--- INPUT MATERIAL ---

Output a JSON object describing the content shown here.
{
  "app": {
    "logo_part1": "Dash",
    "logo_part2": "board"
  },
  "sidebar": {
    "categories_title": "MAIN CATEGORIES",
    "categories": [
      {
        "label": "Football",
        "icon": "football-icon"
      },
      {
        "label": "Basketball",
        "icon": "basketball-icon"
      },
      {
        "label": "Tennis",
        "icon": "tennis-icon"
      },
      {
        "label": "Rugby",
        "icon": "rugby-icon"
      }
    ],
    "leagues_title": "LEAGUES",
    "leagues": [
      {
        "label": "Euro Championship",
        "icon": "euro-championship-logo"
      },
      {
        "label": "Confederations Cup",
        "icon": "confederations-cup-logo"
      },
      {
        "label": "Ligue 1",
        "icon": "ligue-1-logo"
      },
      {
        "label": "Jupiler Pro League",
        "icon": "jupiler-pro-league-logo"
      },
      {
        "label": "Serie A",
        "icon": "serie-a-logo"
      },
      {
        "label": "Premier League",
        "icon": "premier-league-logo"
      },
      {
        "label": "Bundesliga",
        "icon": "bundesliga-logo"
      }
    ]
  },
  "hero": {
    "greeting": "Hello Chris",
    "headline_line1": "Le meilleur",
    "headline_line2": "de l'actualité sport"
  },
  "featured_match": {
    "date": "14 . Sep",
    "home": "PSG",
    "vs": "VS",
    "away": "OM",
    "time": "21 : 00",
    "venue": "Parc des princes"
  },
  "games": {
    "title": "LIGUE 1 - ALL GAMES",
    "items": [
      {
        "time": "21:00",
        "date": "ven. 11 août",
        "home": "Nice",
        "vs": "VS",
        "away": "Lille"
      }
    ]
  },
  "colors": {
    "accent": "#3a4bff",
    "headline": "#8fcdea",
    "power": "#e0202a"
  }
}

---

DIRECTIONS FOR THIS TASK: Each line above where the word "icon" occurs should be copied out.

SOLUTION FOR THIS TASK:
        "icon": "football-icon"
        "icon": "basketball-icon"
        "icon": "tennis-icon"
        "icon": "rugby-icon"
        "icon": "euro-championship-logo"
        "icon": "confederations-cup-logo"
        "icon": "ligue-1-logo"
        "icon": "jupiler-pro-league-logo"
        "icon": "serie-a-logo"
        "icon": "premier-league-logo"
        "icon": "bundesliga-logo"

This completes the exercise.